Lordship salvation is about making Jesus Christ your boss in order to be saved, or to prove that you are saved. To receive Jesus Christ as Lord does not mean merely to make him your boss. Rather it is to believe in your heart who Jesus of Nazareth really is: The Risen Christ. This is what the apostle has so emphasised in the whole of the first chapter of his letter, that Jesus is the supreme Head of all Creation, and in Him all things hold together, and He is the Head of the Church, and through Him we live. For a sinner to change his mind (metaneo) from thinking that Jesus was an imposter who was deservingly executed for his crimes of blasphemy, to that of Jesus being the Christ, risen physically from the dead after atoning for sinful mankind, is repentance. Paul exhorts us to be rooted in faith who Jesus is, and not to be swayed from such a heart-felt conviction, and such faith in this triune Godhead is what our daily living is built on. To receive Jesus as Lord is to accept him as God, the risen Christ, the Second Person of the Godhead. To receive him merely as boss in a sense of an employer, at least to my mind, is lowering his status to someone on the level of aristocrat or successful businessman and moralist.

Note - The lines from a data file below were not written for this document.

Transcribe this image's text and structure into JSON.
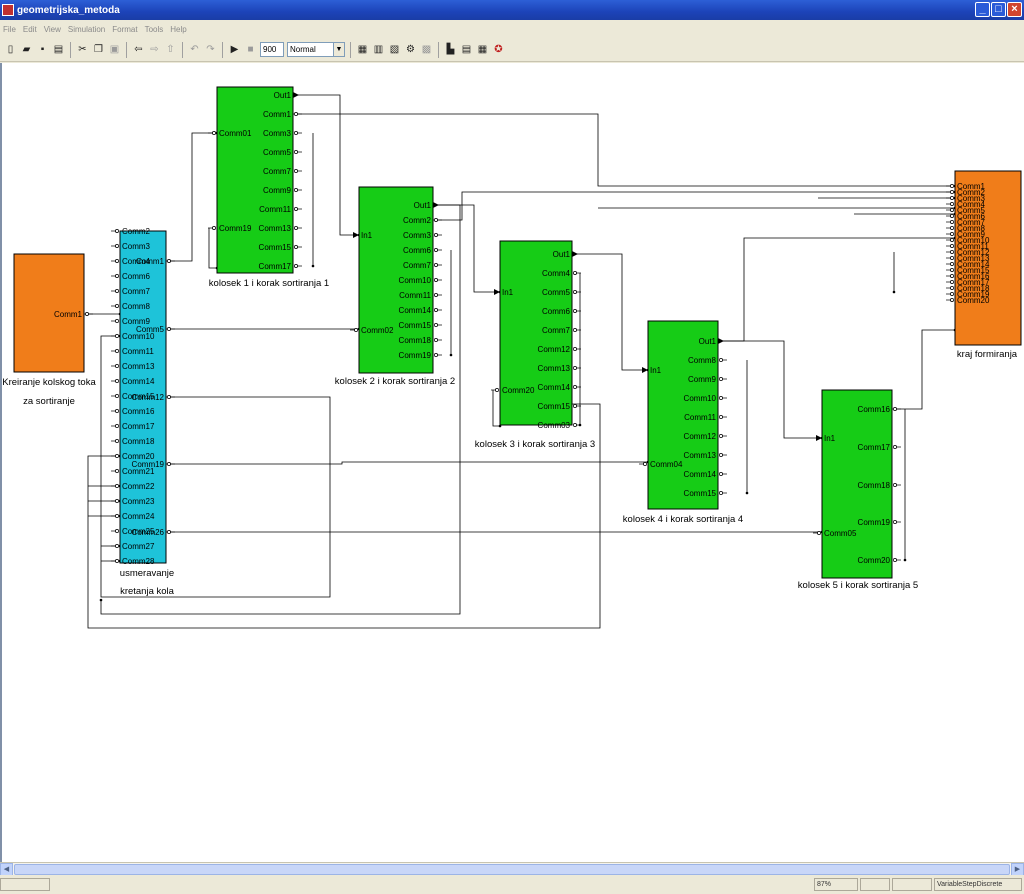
{
  "window": {
    "title": "geometrijska_metoda"
  },
  "menu": [
    "File",
    "Edit",
    "View",
    "Simulation",
    "Format",
    "Tools",
    "Help"
  ],
  "toolbar": {
    "stop_time": "900",
    "sim_mode": "Normal",
    "icons": [
      "new-icon",
      "open-icon",
      "save-icon",
      "print-icon",
      "cut-icon",
      "copy-icon",
      "paste-icon",
      "back-icon",
      "forward-icon",
      "up-icon",
      "undo-icon",
      "redo-icon",
      "start-simulation-icon",
      "stop-simulation-icon",
      "build-icon",
      "update-icon",
      "library-browser-icon",
      "debug-icon",
      "model-explorer-icon",
      "toggle-model-icon",
      "model-advisor-icon",
      "help-icon"
    ]
  },
  "colors": {
    "orange": "#f07d1a",
    "cyan": "#1ec3d9",
    "green": "#16cc16"
  },
  "blocks": [
    {
      "id": "kreiranje",
      "color": "orange",
      "label": [
        "Kreiranje kolskog toka",
        "za sortiranje"
      ],
      "right_ports": [
        {
          "name": "Comm1",
          "kind": "conn"
        }
      ],
      "left_ports": []
    },
    {
      "id": "usmeravanje",
      "color": "cyan",
      "label": [
        "usmeravanje",
        "kretanja kola"
      ],
      "left_ports": [
        {
          "name": "Comm2",
          "kind": "conn"
        },
        {
          "name": "Comm3",
          "kind": "conn"
        },
        {
          "name": "Comm4",
          "kind": "conn"
        },
        {
          "name": "Comm6",
          "kind": "conn"
        },
        {
          "name": "Comm7",
          "kind": "conn"
        },
        {
          "name": "Comm8",
          "kind": "conn"
        },
        {
          "name": "Comm9",
          "kind": "conn"
        },
        {
          "name": "Comm10",
          "kind": "conn"
        },
        {
          "name": "Comm11",
          "kind": "conn"
        },
        {
          "name": "Comm13",
          "kind": "conn"
        },
        {
          "name": "Comm14",
          "kind": "conn"
        },
        {
          "name": "Comm15",
          "kind": "conn"
        },
        {
          "name": "Comm16",
          "kind": "conn"
        },
        {
          "name": "Comm17",
          "kind": "conn"
        },
        {
          "name": "Comm18",
          "kind": "conn"
        },
        {
          "name": "Comm20",
          "kind": "conn"
        },
        {
          "name": "Comm21",
          "kind": "conn"
        },
        {
          "name": "Comm22",
          "kind": "conn"
        },
        {
          "name": "Comm23",
          "kind": "conn"
        },
        {
          "name": "Comm24",
          "kind": "conn"
        },
        {
          "name": "Comm25",
          "kind": "conn"
        },
        {
          "name": "Comm27",
          "kind": "conn"
        },
        {
          "name": "Comm28",
          "kind": "conn"
        }
      ],
      "right_ports": [
        {
          "name": "Comm1",
          "kind": "conn"
        },
        {
          "name": "Comm5",
          "kind": "conn"
        },
        {
          "name": "Comm12",
          "kind": "conn"
        },
        {
          "name": "Comm19",
          "kind": "conn"
        },
        {
          "name": "Comm26",
          "kind": "conn"
        }
      ]
    },
    {
      "id": "kolosek1",
      "color": "green",
      "label": [
        "kolosek 1 i korak sortiranja 1"
      ],
      "left_ports": [
        {
          "name": "Comm01",
          "kind": "conn"
        },
        {
          "name": "Comm19",
          "kind": "conn"
        }
      ],
      "right_ports": [
        {
          "name": "Out1",
          "kind": "out"
        },
        {
          "name": "Comm1",
          "kind": "conn"
        },
        {
          "name": "Comm3",
          "kind": "conn"
        },
        {
          "name": "Comm5",
          "kind": "conn"
        },
        {
          "name": "Comm7",
          "kind": "conn"
        },
        {
          "name": "Comm9",
          "kind": "conn"
        },
        {
          "name": "Comm11",
          "kind": "conn"
        },
        {
          "name": "Comm13",
          "kind": "conn"
        },
        {
          "name": "Comm15",
          "kind": "conn"
        },
        {
          "name": "Comm17",
          "kind": "conn"
        }
      ]
    },
    {
      "id": "kolosek2",
      "color": "green",
      "label": [
        "kolosek 2 i korak sortiranja 2"
      ],
      "left_ports": [
        {
          "name": "In1",
          "kind": "in"
        },
        {
          "name": "Comm02",
          "kind": "conn"
        }
      ],
      "right_ports": [
        {
          "name": "Out1",
          "kind": "out"
        },
        {
          "name": "Comm2",
          "kind": "conn"
        },
        {
          "name": "Comm3",
          "kind": "conn"
        },
        {
          "name": "Comm6",
          "kind": "conn"
        },
        {
          "name": "Comm7",
          "kind": "conn"
        },
        {
          "name": "Comm10",
          "kind": "conn"
        },
        {
          "name": "Comm11",
          "kind": "conn"
        },
        {
          "name": "Comm14",
          "kind": "conn"
        },
        {
          "name": "Comm15",
          "kind": "conn"
        },
        {
          "name": "Comm18",
          "kind": "conn"
        },
        {
          "name": "Comm19",
          "kind": "conn"
        }
      ]
    },
    {
      "id": "kolosek3",
      "color": "green",
      "label": [
        "kolosek 3 i korak sortiranja 3"
      ],
      "left_ports": [
        {
          "name": "In1",
          "kind": "in"
        },
        {
          "name": "Comm20",
          "kind": "conn"
        }
      ],
      "right_ports": [
        {
          "name": "Out1",
          "kind": "out"
        },
        {
          "name": "Comm4",
          "kind": "conn"
        },
        {
          "name": "Comm5",
          "kind": "conn"
        },
        {
          "name": "Comm6",
          "kind": "conn"
        },
        {
          "name": "Comm7",
          "kind": "conn"
        },
        {
          "name": "Comm12",
          "kind": "conn"
        },
        {
          "name": "Comm13",
          "kind": "conn"
        },
        {
          "name": "Comm14",
          "kind": "conn"
        },
        {
          "name": "Comm15",
          "kind": "conn"
        },
        {
          "name": "Comm03",
          "kind": "conn"
        }
      ]
    },
    {
      "id": "kolosek4",
      "color": "green",
      "label": [
        "kolosek 4 i korak sortiranja 4"
      ],
      "left_ports": [
        {
          "name": "In1",
          "kind": "in"
        },
        {
          "name": "Comm04",
          "kind": "conn"
        }
      ],
      "right_ports": [
        {
          "name": "Out1",
          "kind": "out"
        },
        {
          "name": "Comm8",
          "kind": "conn"
        },
        {
          "name": "Comm9",
          "kind": "conn"
        },
        {
          "name": "Comm10",
          "kind": "conn"
        },
        {
          "name": "Comm11",
          "kind": "conn"
        },
        {
          "name": "Comm12",
          "kind": "conn"
        },
        {
          "name": "Comm13",
          "kind": "conn"
        },
        {
          "name": "Comm14",
          "kind": "conn"
        },
        {
          "name": "Comm15",
          "kind": "conn"
        }
      ]
    },
    {
      "id": "kolosek5",
      "color": "green",
      "label": [
        "kolosek 5 i korak sortiranja 5"
      ],
      "left_ports": [
        {
          "name": "In1",
          "kind": "in"
        },
        {
          "name": "Comm05",
          "kind": "conn"
        }
      ],
      "right_ports": [
        {
          "name": "Comm16",
          "kind": "conn"
        },
        {
          "name": "Comm17",
          "kind": "conn"
        },
        {
          "name": "Comm18",
          "kind": "conn"
        },
        {
          "name": "Comm19",
          "kind": "conn"
        },
        {
          "name": "Comm20",
          "kind": "conn"
        }
      ]
    },
    {
      "id": "kraj",
      "color": "orange",
      "label": [
        "kraj formiranja"
      ],
      "left_ports": [
        {
          "name": "Comm1",
          "kind": "conn"
        },
        {
          "name": "Comm2",
          "kind": "conn"
        },
        {
          "name": "Comm3",
          "kind": "conn"
        },
        {
          "name": "Comm4",
          "kind": "conn"
        },
        {
          "name": "Comm5",
          "kind": "conn"
        },
        {
          "name": "Comm6",
          "kind": "conn"
        },
        {
          "name": "Comm7",
          "kind": "conn"
        },
        {
          "name": "Comm8",
          "kind": "conn"
        },
        {
          "name": "Comm9",
          "kind": "conn"
        },
        {
          "name": "Comm10",
          "kind": "conn"
        },
        {
          "name": "Comm11",
          "kind": "conn"
        },
        {
          "name": "Comm12",
          "kind": "conn"
        },
        {
          "name": "Comm13",
          "kind": "conn"
        },
        {
          "name": "Comm14",
          "kind": "conn"
        },
        {
          "name": "Comm15",
          "kind": "conn"
        },
        {
          "name": "Comm16",
          "kind": "conn"
        },
        {
          "name": "Comm17",
          "kind": "conn"
        },
        {
          "name": "Comm18",
          "kind": "conn"
        },
        {
          "name": "Comm19",
          "kind": "conn"
        },
        {
          "name": "Comm20",
          "kind": "conn"
        }
      ],
      "right_ports": []
    }
  ],
  "status": {
    "zoom": "87%",
    "solver": "VariableStepDiscrete"
  }
}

Jean Lafitte, a historical figure featured in Disneyland 

It's not to be confused with intellectual belief. Atheist Richard Dawkins, for one, is fully aware about the Resurrection of Christ, he knows all about it fully. He also knows the Bible very well. He knows fully well what Easter is all about. He knows what Christmas is all about, as he does Whit Sunday. But he does not believe in his heart. Instead he treats such testimony with utter contempt, pushing the truth away to his own detriment. Richard Dawkins, although he knows the Bible well, is not a regenerated believer.

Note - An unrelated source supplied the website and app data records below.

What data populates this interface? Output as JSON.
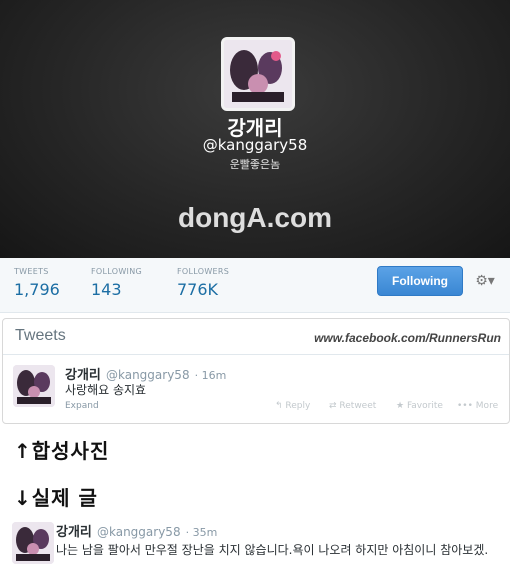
{
  "profile": {
    "name": "강개리",
    "handle": "@kanggary58",
    "bio": "운빨좋은놈",
    "watermark": "dongA.com"
  },
  "stats": [
    {
      "label": "TWEETS",
      "value": "1,796"
    },
    {
      "label": "FOLLOWING",
      "value": "143"
    },
    {
      "label": "FOLLOWERS",
      "value": "776K"
    }
  ],
  "buttons": {
    "following": "Following",
    "gear": "⚙▾"
  },
  "tweets_panel": {
    "title": "Tweets",
    "facebook_url": "www.facebook.com/RunnersRun"
  },
  "fake_tweet": {
    "name": "강개리",
    "handle": "@kanggary58",
    "time": "16m",
    "text": "사랑해요 송지효",
    "expand": "Expand",
    "actions": {
      "reply": "Reply",
      "retweet": "Retweet",
      "favorite": "Favorite",
      "more": "More"
    }
  },
  "notes": {
    "composite": "↑합성사진",
    "real": "↓실제 글"
  },
  "real_tweet": {
    "name": "강개리",
    "handle": "@kanggary58",
    "time": "35m",
    "text": "나는 남을 팔아서 만우절 장난을 치지 않습니다.욕이 나오려 하지만 아침이니 참아보겠."
  },
  "colors": {
    "header_bg": "#262626",
    "accent": "#3a87d3",
    "stat_number": "#1c6ea4"
  }
}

No doubt, Jean Lafitte, Edward Teach, Calico Jack, along with all other pirates who plundered other ships sailing across the Atlantic Ocean, all these men knew about the Christian faith, and may even profess to be nominally Christian in religious outlook. But I doubt very much that they believed in their hearts that this risen Jesus is the Christ, and that salvation is believing in him entirely without works. Instead, they were under the grip and deception of false doctrine.

Yet despite of that, I still thoroughly enjoyed the voyage along that underground canal.


*You can read more of this by Clicking here. 


  1. Dear Frank,
    Amen and Amen! Just this morning I explained to the ladies in the Bible study that I teach that repentance means turning away, or changing your mind, now believing that Jesus Christ is God, Lord, Son of God, the fullness of the Triune God, Who died to pay for our sins and rose again to conquer death for those who trust Him. It is true that we need to repent, using this definition, to be saved, but the notion that we need to stop sinning, "clean up our act," etc. in order to be saved is heresy. Salvation is only by His grace through our faith in His Son.
    My husband and I celebrated our 28th anniversary last month at Epcot, one of the Disney theme parks in Florida, and enjoyed the futuristic rides as well as the Disney characters. Several of the Disney princesses (who actually are permitted to converse and do not have their heads immersed in giant masks) chatted with us as we enjoyed our royal Norwegian banquet lunch!
    Thanks as always for the great post and God bless,

  2. Great post, Frank. As you pointed out, the greatest danger comes from mixing in just a little false doctring witht eh truth, kind of like mixing a little poison with good food. People would spot the poison by itself but they don't notice it mixed in with the good. As you pointed out those seemingly small false doctrines have led to som horrible actions on the part of those who claimed to be Christians.